Contamination with gasoline can harm the fuel pump and cause diesel injectors to malfunction.

This occurs due to a lack of lubrication. To put it another way, gasoline is a solvent, but diesel is an oil. Diesel has enough lubricity to keep the fuel pumps and injectors lubricated. By replacing the oil with gasoline, the lubrication is lost, resulting in damage.

Beyond them, you’ll get incomplete combustion, which produces a lot of black smoke at first. Beyond being a cosmetic issue, the vehicle’s computer will modify the fuel-air combination to compensate for the absence of combustion. This will significantly reduce your power and performance. Furthermore, if you continue to use the fuel, you risk overheating or covering the vehicle’s computer sensors in soot that they become unable to detect anything.

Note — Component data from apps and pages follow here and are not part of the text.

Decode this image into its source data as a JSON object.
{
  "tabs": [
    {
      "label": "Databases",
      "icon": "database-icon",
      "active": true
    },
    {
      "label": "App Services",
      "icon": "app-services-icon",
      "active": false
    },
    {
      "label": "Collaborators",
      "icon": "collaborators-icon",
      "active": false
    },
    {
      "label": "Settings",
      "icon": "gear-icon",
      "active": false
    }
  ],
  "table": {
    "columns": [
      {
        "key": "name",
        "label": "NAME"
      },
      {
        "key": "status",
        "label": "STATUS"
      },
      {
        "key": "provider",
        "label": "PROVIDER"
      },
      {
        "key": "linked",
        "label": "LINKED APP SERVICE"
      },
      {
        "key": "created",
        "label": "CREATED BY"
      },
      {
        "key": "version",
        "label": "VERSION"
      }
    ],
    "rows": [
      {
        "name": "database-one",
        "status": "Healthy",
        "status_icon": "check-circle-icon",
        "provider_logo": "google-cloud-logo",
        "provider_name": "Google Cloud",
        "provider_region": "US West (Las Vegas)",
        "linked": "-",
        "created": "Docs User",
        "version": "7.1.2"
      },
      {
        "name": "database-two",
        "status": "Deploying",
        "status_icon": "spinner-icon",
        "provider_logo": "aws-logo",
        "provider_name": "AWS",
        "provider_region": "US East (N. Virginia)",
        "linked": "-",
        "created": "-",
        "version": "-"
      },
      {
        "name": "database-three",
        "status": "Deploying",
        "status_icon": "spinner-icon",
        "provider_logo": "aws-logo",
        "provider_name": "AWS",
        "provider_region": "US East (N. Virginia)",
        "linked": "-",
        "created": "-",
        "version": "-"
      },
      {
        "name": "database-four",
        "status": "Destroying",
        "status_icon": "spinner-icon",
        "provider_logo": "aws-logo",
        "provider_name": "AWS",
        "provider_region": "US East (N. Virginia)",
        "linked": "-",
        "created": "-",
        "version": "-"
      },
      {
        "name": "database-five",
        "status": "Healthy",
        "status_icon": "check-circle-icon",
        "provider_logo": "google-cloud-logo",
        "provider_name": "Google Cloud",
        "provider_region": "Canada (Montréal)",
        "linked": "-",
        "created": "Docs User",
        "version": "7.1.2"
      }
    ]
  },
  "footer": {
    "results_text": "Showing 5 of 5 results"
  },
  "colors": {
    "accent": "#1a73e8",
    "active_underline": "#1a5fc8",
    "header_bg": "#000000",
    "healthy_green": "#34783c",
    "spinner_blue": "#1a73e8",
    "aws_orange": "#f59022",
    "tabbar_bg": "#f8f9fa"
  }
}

Putting Diesel into Gasoline

Now consider the opposite situation: you’re mixing a higher flash, heavier fuel with a lighter, more volatile base fuel (gasoline) that burns at a much lower flash temperature. Some may believe that this “diesel-in-gasoline” scenario is less dangerous than the opposite. However, this is not the case.

The loss of octane is a major concern when gasoline is contaminated with diesel fuel. When considering how gasoline burns in an engine, the octane rating is a gauge of the fuel’s ability to ignite at the proper moment – not too soon. Once pumped into the chamber, gasoline with a lower octane rating will ignite too rapidly. The gasoline ignites and explodes, but the piston is still rising, and the subsequent pressure wave collision causes a knocking sound (at best) and damage to the piston and rod (at worst). Octane, in a way, slows down and delays combustion.

To match today’s car engines, gasoline must have an octane rating of 87-91. The octane rating of diesel fuel is 25-40. By mixing 2% diesel fuel with gasoline, the overall octane rating is reduced by one point. The octane of diesel that has been contaminated by 10% drops by 5 points, which is enough to cause issues in most engines. With increasing percentages of diesel fuel in gasoline, the octane depression rises linearly.

  • Because diesel fuel is heavier than gasoline, it might settle to the bottom of your gas tank, causing both gas and diesel to be injected into the intake manifold or cylinder. Partially-burned diesel fuel, depending on the mix, can leave large deposits on pistons, valves, and spark plugs. You buy a car or truck that runs poorly, and if you continue to drive it, you risk catastrophic harm.
  • If enough diesel fuel gets into the cylinders, the cylinders can hydro-lock, resulting in a blown head gasket, broken cylinder head, or other catastrophic issues that can lead to your vehicle’s premature death.
  • This diesel fuel can seep through the piston rings and into the oil crankcase, diluting the lubricating oil. This can cause damage to all lubricated internal engine elements, resulting in significant engine failure due to accelerated wear.
  • Unburned diesel fuel will ignite in the catalytic converter if it enters the exhaust system unburned. The fire will fill the holes in the catalyst, ruining it and costing you thousands of dollars to replace.

The Bottom Line – Don’t Drive It

Because it’s hard to tell how much of the improper kind of fuel is in your tank and fuel system, the best advice is to have your car towed to a mechanic’s garage where the problem may be fixed.

They will remove all of the fuel from the filter and flush the system to remove the issue fuel once they arrive at the garage.

Some could say, “Well, my _______ (fill in the blank with a friend, coworker, relative, or general practitioner) got some in his tank by accident, and he drove it and it was OK.”

There’s no way to tell how your circumstance compares to theirs in certain instances (and human nature dictates that we downplay our descriptions of prospective difficulties if they arise from a mistake we’re responsible for).

You have been told not to drive the car if you believe the improper gasoline has been dispensed. In any event, we advise you to avoid taking that risk.